Walter Norris Takes New Paths to Old Favorites


Is Walter Norris the Art Tatum of our time? That’s what it said on the publicity material passed out to the audience when Norris played at Spaghettini on Tuesday, but it seems to typecast Norris in a role he doesn’t really play.

His first two sets here demonstrated that, like Tatum, he is a pianist of tremendous range and scope, willing to push the music from inside, to expand it into something larger than its usual self. And, like Tatum, he has the technical goods to make that happen.

But direct comparisons stop there. Norris is a tremendously individual player whose sound stands apart from that of anybody else you can name. There’s plenty of personality in his work, manifest in constantly changing moods and rhythms that surface in a single tune. And while Tatum’s lush improvisations would come in a persistent gush, Norris’ unwind in more considered fashion, in a way that literally allows you to hear the man thinking.

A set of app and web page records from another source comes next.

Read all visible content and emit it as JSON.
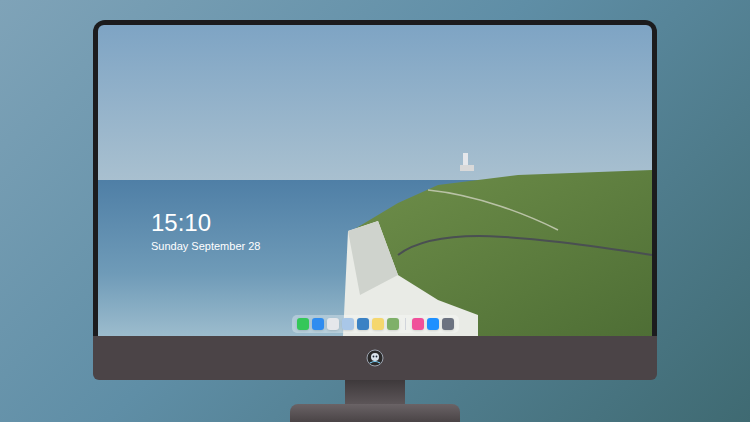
{
  "lock_screen": {
    "time": "15:10",
    "date": "Sunday September 28"
  },
  "dock": {
    "items": [
      {
        "kind": "app",
        "color": "#34c759"
      },
      {
        "kind": "app",
        "color": "#2f8cf0"
      },
      {
        "kind": "app",
        "color": "#e5e7eb"
      },
      {
        "kind": "app",
        "color": "#a9c7e8"
      },
      {
        "kind": "app",
        "color": "#3b82c4"
      },
      {
        "kind": "app",
        "color": "#f5d76e"
      },
      {
        "kind": "app",
        "color": "#7fb069"
      },
      {
        "kind": "separator",
        "color": "#d1d5db"
      },
      {
        "kind": "app",
        "color": "#f0509a"
      },
      {
        "kind": "app",
        "color": "#1e90ff"
      },
      {
        "kind": "app",
        "color": "#6b7280"
      }
    ]
  }
}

His rendition of “Willow Weep for Me” in the second set made for a perfect snapshot of his style. Working at an easy, mid-tempo pace that perfectly suited his bent for musing, he first stretched the familiar refrain into something almost invisible, then began to find blues-based variations.


Amazingly lyrical right-hand lines cascaded around spare, crisp left-hand chords. He found a perfect fit for the lead line from “It Ain’t Necessarily So,” then continued with spanking sharp lines as his left hand waited silently.

Even when idle, his left hand is an integral part of his delivery: Norris seems to know just the right times to let it rest, putting more focus on the other hand’s antics. Other times, in addition to laying down a ground cover of chords for his right hand’s attack, there were places, especially when he was playing unaccompanied, that his left hand ran same-time lines in counterpoint to the phrases flying from his right. When he constructed dramatic series of chords with both hands, the left often took a dissonant view, adding a chilly, uneasy feel to the passage.

Part of Norris’ genius is his ability to draw his accompanying bassist (here, the astute Putter Smith) along with him, coaching chord changes as he extends and varies a theme seemingly at his own whim. Smith was especially adept at following the piano, listening carefully and responding, echoing phrases and jumping along with unexpected chord changes whether Norris hollered them out or not. By contrast, Smith was wonderfully melodic during his own solos, playing like a singer delivering a lyric in straight-ahead style.

The first two sets included the well known (“All the Things You Are,” “I Want to Be Happy”) and the less known (Hungarian bassist Aladar Pege’s “Spider’s Web,” with its curious, scuttling, ascending lines and Norris’ own “C.J.'s Blues”). But Norris brings so much variety to a song that even the most familiar resembles an old face after a youthful make-over.


The first set was hampered by a surfeit of noise, often a problem here but especially annoying with someone of Norris’ reputation. The chance to see the Berlin-based pianist, whose credits include work with the likes of Ornette Coleman, Thad Jones-Mel Lewis, Charles Mingus and Pepper Adams, is a rare one, especially in such close quarters. Quiet should be enforced.

By the second set, thanks to some peer pressure applied by interested members of the audience, the noise was reduced to the usual background din, and Norris went about his business with fewer distractions. Here’s hoping his return date here Sunday will find the place packed with attentive listeners.

* Walter Norris and Putter Smith play Sunday at 6:30 p.m. at Spaghettini, 3005 Old Ranch Parkway, Seal Beach. No cover. (310) 596-2199.